Gulf Islands National Seashore is adding more beach along the north shore of Ship Island.
The $275,000 project involves moving tons of sand to widen the beach front and create an erosion barrier around historic Fort Massachusetts.
A mix of sand and water blows through a 30-inch steel pipe and onto the north shoreline near the Ship Island lighthouse. The process begins at a dredge anchored just off the western tip of the island.
"It has a pump and a cutter down there that turns and stirs up the bottom. A big vacuum sucks all the sand up and puts it in that pipeline," said Keith Stokes of Weeks Marine Company.
More than 5,000 feet of steel pipe transports the sandy mix to its final destination.
Along with adding more beach front for Ship Island visitors, the replenishment project is of great benefit to Fort Massachusetts, which faces the ongoing enemy of erosion as parts of the north shore slowly wash away.
The initial project plans called for simply shoring up the beach front immediately in front of the fort. It was modified to include an extended stretch of sand.
Henry Snyder is in charge of resource management for Gulf Islands National Seashore.

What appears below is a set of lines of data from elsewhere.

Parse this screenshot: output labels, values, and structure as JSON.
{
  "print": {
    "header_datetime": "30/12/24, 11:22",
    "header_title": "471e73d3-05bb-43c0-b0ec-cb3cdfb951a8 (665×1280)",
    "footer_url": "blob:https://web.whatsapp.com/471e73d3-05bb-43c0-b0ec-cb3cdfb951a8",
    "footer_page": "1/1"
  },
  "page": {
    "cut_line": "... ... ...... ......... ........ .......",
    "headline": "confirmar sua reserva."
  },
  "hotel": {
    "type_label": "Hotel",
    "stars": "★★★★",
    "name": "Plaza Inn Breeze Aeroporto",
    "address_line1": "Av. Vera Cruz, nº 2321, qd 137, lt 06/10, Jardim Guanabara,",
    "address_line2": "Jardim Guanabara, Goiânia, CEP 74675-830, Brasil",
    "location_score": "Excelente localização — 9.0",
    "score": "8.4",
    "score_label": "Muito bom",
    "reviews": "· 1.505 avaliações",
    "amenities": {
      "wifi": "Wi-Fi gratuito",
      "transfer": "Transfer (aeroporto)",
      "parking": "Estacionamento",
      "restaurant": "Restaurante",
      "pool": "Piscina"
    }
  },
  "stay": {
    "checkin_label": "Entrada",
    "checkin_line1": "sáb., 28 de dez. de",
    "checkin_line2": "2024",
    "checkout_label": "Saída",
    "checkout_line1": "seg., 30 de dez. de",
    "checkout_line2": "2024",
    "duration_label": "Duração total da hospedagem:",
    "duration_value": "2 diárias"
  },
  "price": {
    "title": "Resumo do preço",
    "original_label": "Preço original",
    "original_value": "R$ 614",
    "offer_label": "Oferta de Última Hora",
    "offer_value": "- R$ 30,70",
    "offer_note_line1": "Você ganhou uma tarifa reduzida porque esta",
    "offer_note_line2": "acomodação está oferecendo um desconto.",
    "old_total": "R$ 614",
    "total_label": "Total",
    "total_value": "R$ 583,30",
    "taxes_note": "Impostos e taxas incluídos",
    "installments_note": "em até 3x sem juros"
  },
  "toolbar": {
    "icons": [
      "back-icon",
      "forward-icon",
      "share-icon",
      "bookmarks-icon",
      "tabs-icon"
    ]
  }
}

"We had enough sand that we could extend that 150 feet all the way to the lighthouse to provide a feeder beach to further protect the fort. And that's our anticipation that now instead of eroding, the sand will move smoothly by the fort and maintain that beach buffer that's there and further protect the fort," Snyder said.
The project will help ensure that the fort will be open to the public for years to come.
"It's the puny efforts of humankind, against the inexorable forces of nature."